Some schools or individual teachers had developed processes to incorporate students’ interests into the classroom programme, for example by negotiating inquiry topics. This could happen at the level of school-wide inquiry themes, but more commonly students helped shape the direction of inquiries undertaken in specific classes (or subjects in the case of secondary schools). At one secondary school, some teachers were experimenting with ideas such as providing junior students with curriculum learning intentions so that they could work in teams to design related units of work. At these schools, teachers described the learning experiences that resulted as highly memorable and engaging for students. However, some also raised concerns about managing the inquiry process so that it challenged students and was not driven by a narrow range of student interests.

Notwithstanding these examples, the use of these types of student-centred approaches to curriculum design did not appear to be common across all schools, or indeed between classes within a school. At some schools teachers tended to rely more on their own perceptions of student and community needs and interests to develop programmes. To do this staff drew on a range of sources of information which included topical events in the local community and environment, as well as their beliefs about students’ learning needs in relation to literacy and numeracy.

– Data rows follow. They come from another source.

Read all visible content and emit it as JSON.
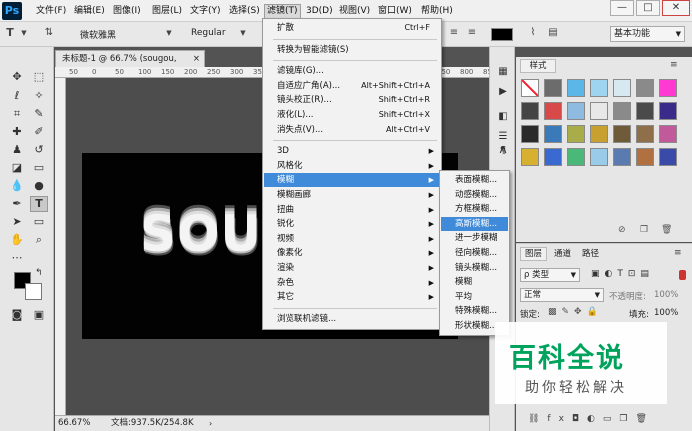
{
  "menubar": {
    "logo": "Ps",
    "items": [
      "文件(F)",
      "编辑(E)",
      "图像(I)",
      "图层(L)",
      "文字(Y)",
      "选择(S)",
      "滤镜(T)",
      "3D(D)",
      "视图(V)",
      "窗口(W)",
      "帮助(H)"
    ],
    "active_item": "滤镜(T)",
    "window_controls": [
      "—",
      "□",
      "✕"
    ]
  },
  "options_bar": {
    "tool_icon": "T",
    "font_family": "微软雅黑",
    "font_style": "Regular",
    "aa_label": "a a",
    "aa_value": "锐利",
    "workspace": "基本功能"
  },
  "document": {
    "tab_title": "未标题-1 @ 66.7% (sougou, RGB/8) *",
    "ruler_ticks": [
      "50",
      "0",
      "50",
      "100",
      "150",
      "200",
      "250",
      "300",
      "350",
      "400",
      "450",
      "500",
      "550",
      "600",
      "650",
      "700",
      "750",
      "800",
      "850"
    ],
    "canvas_text": "SOU"
  },
  "status_bar": {
    "zoom": "66.67%",
    "doc_size": "文档:937.5K/254.8K"
  },
  "filter_menu": {
    "items": [
      {
        "label": "扩散",
        "shortcut": "Ctrl+F"
      },
      {
        "sep": true
      },
      {
        "label": "转换为智能滤镜(S)"
      },
      {
        "sep": true
      },
      {
        "label": "滤镜库(G)..."
      },
      {
        "label": "自适应广角(A)...",
        "shortcut": "Alt+Shift+Ctrl+A"
      },
      {
        "label": "镜头校正(R)...",
        "shortcut": "Shift+Ctrl+R"
      },
      {
        "label": "液化(L)...",
        "shortcut": "Shift+Ctrl+X"
      },
      {
        "label": "消失点(V)...",
        "shortcut": "Alt+Ctrl+V"
      },
      {
        "sep": true
      },
      {
        "label": "3D",
        "arrow": true
      },
      {
        "label": "风格化",
        "arrow": true
      },
      {
        "label": "模糊",
        "arrow": true,
        "highlight": true
      },
      {
        "label": "模糊画廊",
        "arrow": true
      },
      {
        "label": "扭曲",
        "arrow": true
      },
      {
        "label": "锐化",
        "arrow": true
      },
      {
        "label": "视频",
        "arrow": true
      },
      {
        "label": "像素化",
        "arrow": true
      },
      {
        "label": "渲染",
        "arrow": true
      },
      {
        "label": "杂色",
        "arrow": true
      },
      {
        "label": "其它",
        "arrow": true
      },
      {
        "sep": true
      },
      {
        "label": "浏览联机滤镜..."
      }
    ]
  },
  "blur_menu": {
    "items": [
      {
        "label": "表面模糊..."
      },
      {
        "label": "动感模糊..."
      },
      {
        "label": "方框模糊..."
      },
      {
        "label": "高斯模糊...",
        "highlight": true
      },
      {
        "label": "进一步模糊"
      },
      {
        "label": "径向模糊..."
      },
      {
        "label": "镜头模糊..."
      },
      {
        "label": "模糊"
      },
      {
        "label": "平均"
      },
      {
        "label": "特殊模糊..."
      },
      {
        "label": "形状模糊..."
      }
    ]
  },
  "styles_panel": {
    "tab": "样式",
    "swatches": [
      "#ffffff",
      "#6c6c6c",
      "#5ab7e8",
      "#9fd4f0",
      "#d8e8f0",
      "#8a8a8a",
      "#ff3ad2",
      "#444444",
      "#d84a4a",
      "#8fbbe0",
      "#e8e8e8",
      "#8a8a8a",
      "#4a4a4a",
      "#3a2a8a",
      "#2a2a2a",
      "#3a7ab8",
      "#a8ad4a",
      "#c8a030",
      "#6f5a3a",
      "#8f6f4a",
      "#c05a9a",
      "#d8b030",
      "#3a6ad0",
      "#4ab878",
      "#9acbe8",
      "#5a7ab0",
      "#b07040",
      "#3a4aa8"
    ]
  },
  "layers_panel": {
    "tabs": [
      "图层",
      "通道",
      "路径"
    ],
    "kind_label": "ρ 类型",
    "blend_mode": "正常",
    "opacity_label": "不透明度:",
    "opacity_value": "100%",
    "lock_label": "锁定:",
    "fill_label": "填充:",
    "fill_value": "100%"
  },
  "watermark": {
    "main": "百科全说",
    "sub": "助你轻松解决"
  }
}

Some primary teachers reflected that NZC has changed how they plan and assess. Summative assessment is now used more sparingly and formative assessment used more often, with some teachers noting that a focus for future development would be assessment practices in relation to the key competencies.

Involving students in the process of change

As already indicated, the schools in this study varied as to whether, and how, they were involving students in decision making around curriculum, pedagogy, or classroom activities. Direct involvement of students in re-visioning activities, curriculum development processes, or indeed any other school-wide decision making, does not, as yet, appear to be a common practice.

At some schools, mostly those in the primary sector, student input into re-visioning and curriculum directions was initiated by the leadership team and was mostly occurring at a school-wide level. For example, a number of schools had developed ways of including student feedback into their redevelopment of the school charter and vision, or into the big ideas or themes around which the curriculum was structured. In some instances student input and language were used to develop posters describing the learner attributes the school planned to foster. These posters were created to be displayed in every classroom and were intended to ensure that the generic values and attributes developed became a living part of school practice.

At some schools students were involved in teams that helped make decisions about school policies and practices. In one primary school a student curriculum team, coached in interview techniques by the principal, conducted phone interviews with parents to ascertain their views on the skills and competencies needed by learners. Students from this team also added some features to the school’s visual metaphor, and explained the different aspects of this vision to parents at an information evening. (Community engagement in the implementation of NZC is further discussed in theme eight).

Published on: 15 Apr 2009